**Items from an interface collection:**
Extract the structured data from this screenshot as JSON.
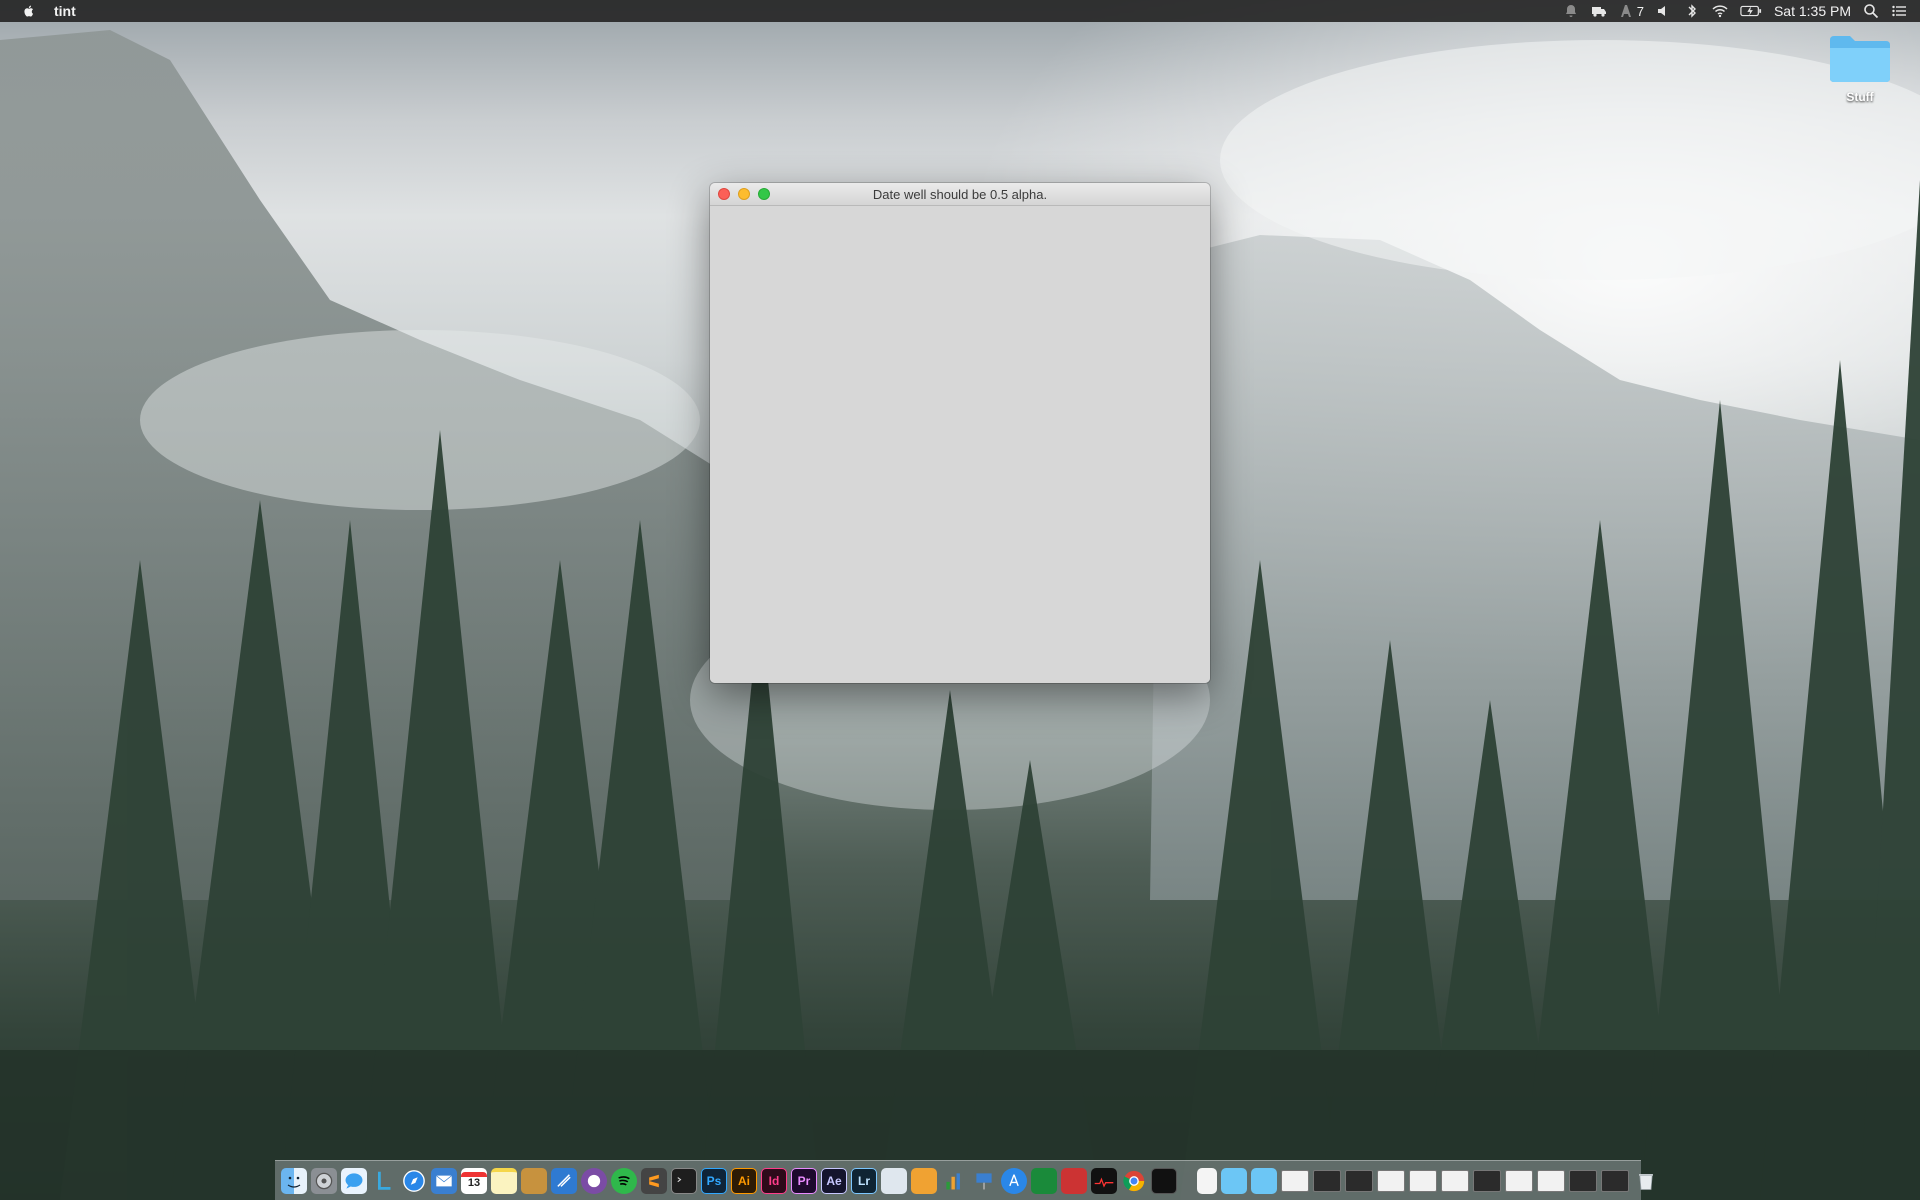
{
  "menubar": {
    "app_name": "tint",
    "clock": "Sat 1:35 PM",
    "notification_count": "7",
    "icons": [
      "apple-icon",
      "notifications-icon",
      "delivery-icon",
      "text-app-icon",
      "volume-icon",
      "bluetooth-icon",
      "wifi-icon",
      "battery-icon",
      "spotlight-icon",
      "notification-center-icon"
    ]
  },
  "desktop": {
    "folder_label": "Stuff"
  },
  "window": {
    "title": "Date well should be 0.5 alpha."
  },
  "dock": {
    "app_labels": {
      "photoshop": "Ps",
      "illustrator": "Ai",
      "indesign": "Id",
      "premiere": "Pr",
      "after_effects": "Ae",
      "lightroom": "Lr"
    },
    "badges": {
      "calendar_day": "13"
    }
  },
  "colors": {
    "close": "#fc5f57",
    "minimize": "#fdbc2e",
    "zoom": "#33c748",
    "window_bg": "#d7d7d7",
    "folder": "#6cc6f5"
  }
}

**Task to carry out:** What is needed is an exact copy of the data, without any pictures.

**Written solution:**
Extract the structured data from this screenshot as JSON.
{
  "menubar": {
    "app_name": "tint",
    "clock": "Sat 1:35 PM",
    "notification_count": "7",
    "icons": [
      "apple-icon",
      "notifications-icon",
      "delivery-icon",
      "text-app-icon",
      "volume-icon",
      "bluetooth-icon",
      "wifi-icon",
      "battery-icon",
      "spotlight-icon",
      "notification-center-icon"
    ]
  },
  "desktop": {
    "folder_label": "Stuff"
  },
  "window": {
    "title": "Date well should be 0.5 alpha."
  },
  "dock": {
    "app_labels": {
      "photoshop": "Ps",
      "illustrator": "Ai",
      "indesign": "Id",
      "premiere": "Pr",
      "after_effects": "Ae",
      "lightroom": "Lr"
    },
    "badges": {
      "calendar_day": "13"
    }
  },
  "colors": {
    "close": "#fc5f57",
    "minimize": "#fdbc2e",
    "zoom": "#33c748",
    "window_bg": "#d7d7d7",
    "folder": "#6cc6f5"
  }
}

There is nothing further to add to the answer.